Time series of annual average global integrals of in situ estimates of upper (0–700 m) OHCA (1 ZJ = 10²¹ Joules) for 1993–2016 with standard errors of the mean.
Johnson, G.C. (2017): Overview. In State of the Climate in 2016, Global Oceans. Bull. Am. Meteorol. Soc., 98 (8), S63
Johnson, G.C., J.M. Lyman, T. Boyer, C.M. Domingues, J. Gilson, M. Ishii, R. Killick, D. Monselan, and S. Wijffels (2017): Ocean heat content. In State of the Climate in 2016, Global Oceans. Bull. Am. Meteorol. Soc., 98 (8), S66–S69
Johnson, G.C., J. Reagan, J.M. Lyman, T. Boyer, C. Schmid, and R. Locarnini (2017): Salinity. In State of the Climate in 2016, Global Oceans. Bull. Am. Meteorol. Soc., 98 (8), S69–S75
Feely, R.A., R. Wanninkhof, P. Landschützer, B.R. Carter, and J.A. Triñanes (2017): Ocean carbon. In State of the Climate in 2016, Global Oceans. Bull. Am. Meteorol. Soc., 98 (8), S89–S92.
Overland, J., E. Hanna, I. Hanssen-Bauer, S.-J. Kim, J.E. Walsh, M. Wang, U.S. Bhatt, and R.L. Thoman (2017): Arctic air temperature. In State of the Climate in 2016, The Arctic. Bull. Am. Meteorol. Soc., 98 (8), S130–S131.
NOAA has led, for 27 years, a team of international scientists in issuing annual reports on the state of the climate focusing on the year just passed. The State of the Climate in 2016 report, published as a supplement to Bulletin of the American Meteorological Society in August 2017, is the most recent release of this report. Seven Federal, JISAO (Joint Institute for the Study of the Atmosphere and Ocean, University of Washington), and JIMAR (Joint Institute for Marine and Atmospheric Research, University of Hawaii) scientists resident at PMEL co-authored four of twelve sections in the... more »
A Saildrone departs Dutch Harbor, AK in 2016 on it's way to test sensors on this platform for multi-disciplinary science

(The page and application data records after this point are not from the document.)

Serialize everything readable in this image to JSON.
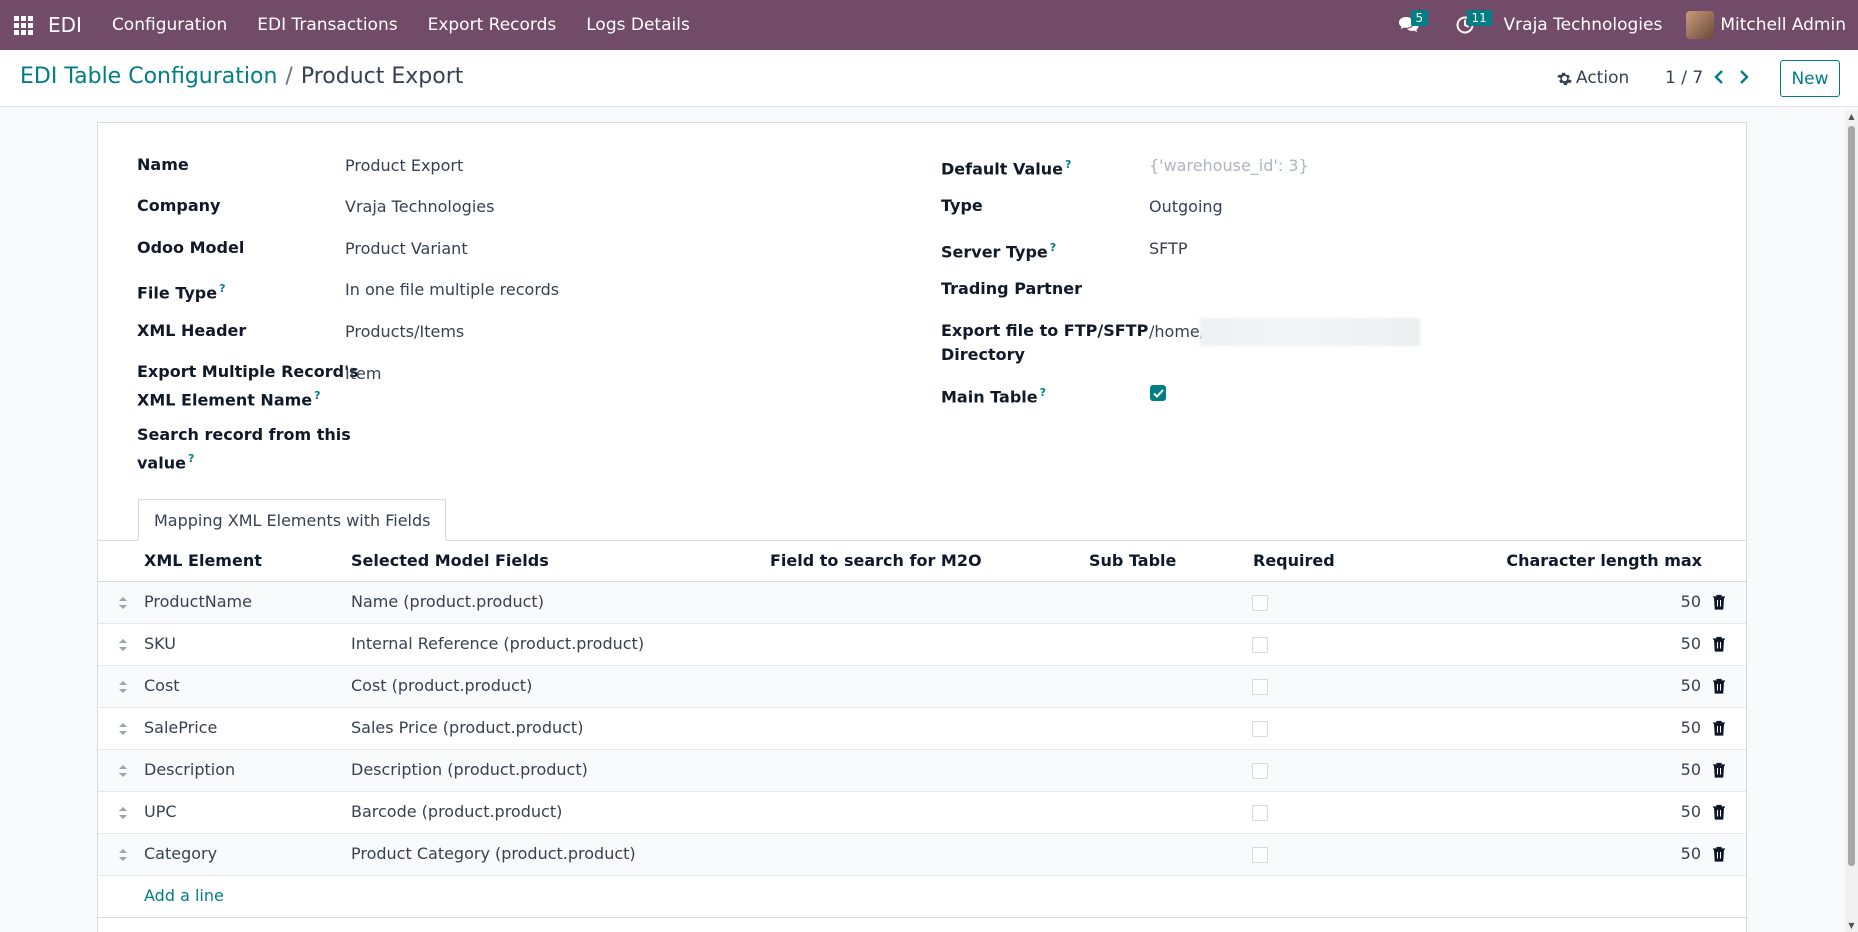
{
  "navbar": {
    "brand": "EDI",
    "menu": [
      "Configuration",
      "EDI Transactions",
      "Export Records",
      "Logs Details"
    ],
    "messages_count": "5",
    "activities_count": "11",
    "company": "Vraja Technologies",
    "user": "Mitchell Admin"
  },
  "control_panel": {
    "breadcrumb_parent": "EDI Table Configuration",
    "breadcrumb_sep": "/",
    "breadcrumb_current": "Product Export",
    "action_label": "Action",
    "pager": "1 / 7",
    "new_label": "New"
  },
  "form": {
    "left": [
      {
        "label": "Name",
        "value": "Product Export"
      },
      {
        "label": "Company",
        "value": "Vraja Technologies"
      },
      {
        "label": "Odoo Model",
        "value": "Product Variant"
      },
      {
        "label": "File Type",
        "value": "In one file multiple records"
      },
      {
        "label": "XML Header",
        "value": "Products/Items"
      },
      {
        "label_line1": "Export Multiple Record's",
        "label_line2": "XML Element Name",
        "value": "Item"
      },
      {
        "label_line1": "Search record from this",
        "label_line2": "value",
        "value": ""
      }
    ],
    "right": [
      {
        "label": "Default Value",
        "value": "{'warehouse_id': 3}"
      },
      {
        "label": "Type",
        "value": "Outgoing"
      },
      {
        "label": "Server Type",
        "value": "SFTP"
      },
      {
        "label": "Trading Partner",
        "value": ""
      },
      {
        "label_line1": "Export file to FTP/SFTP",
        "label_line2": "Directory",
        "value": "/home/"
      },
      {
        "label": "Main Table",
        "checked": true
      }
    ],
    "help_mark": "?"
  },
  "tab": {
    "label": "Mapping XML Elements with Fields"
  },
  "table": {
    "headers": {
      "xml_element": "XML Element",
      "model_fields": "Selected Model Fields",
      "m2o": "Field to search for M2O",
      "sub_table": "Sub Table",
      "required": "Required",
      "max_len": "Character length max"
    },
    "rows": [
      {
        "xml": "ProductName",
        "field": "Name (product.product)",
        "max": "50"
      },
      {
        "xml": "SKU",
        "field": "Internal Reference (product.product)",
        "max": "50"
      },
      {
        "xml": "Cost",
        "field": "Cost (product.product)",
        "max": "50"
      },
      {
        "xml": "SalePrice",
        "field": "Sales Price (product.product)",
        "max": "50"
      },
      {
        "xml": "Description",
        "field": "Description (product.product)",
        "max": "50"
      },
      {
        "xml": "UPC",
        "field": "Barcode (product.product)",
        "max": "50"
      },
      {
        "xml": "Category",
        "field": "Product Category (product.product)",
        "max": "50"
      }
    ],
    "add_line": "Add a line"
  },
  "colors": {
    "navbar": "#714b67",
    "accent": "#017e84",
    "badge": "#017e84"
  }
}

Mordy, C.W., E. Cokelet, A. DeRobertis, R. Jenkins, C. Meinig, C. Berchok, J. Crance, J. Cross, C. Kuhn, N. Lawrence-Slavas, P. Stabeno, J. Sterling, H. Tabisola, and I. Wangen (2017): Advances in ecosystem research: Saildrone surveys of oceanography, fish and marine mammals in the Bering Sea. Oceanography, 30, 2, doi:10.5670/oceanog.2017.230.
This month's featured article provides an overview of the first Saildrone mission conducted jointly between NOAA Fisheries Alaska Fisheries Science Center (AFSC) and Pacific Marine Environmental Laboratory (PMEL).
The Saildrone is an autonomous surface vehicle outfitted with meteorological and oceanographic sensors, including passive and active acoustics. In 2016, NOAA used the Saildrone to survey the Bering Sea, a region known for its harsh conditions (e.g., storms, low light, biofouling) and high level of biological productivity. The mission was a success, and the Saildrone proved... more »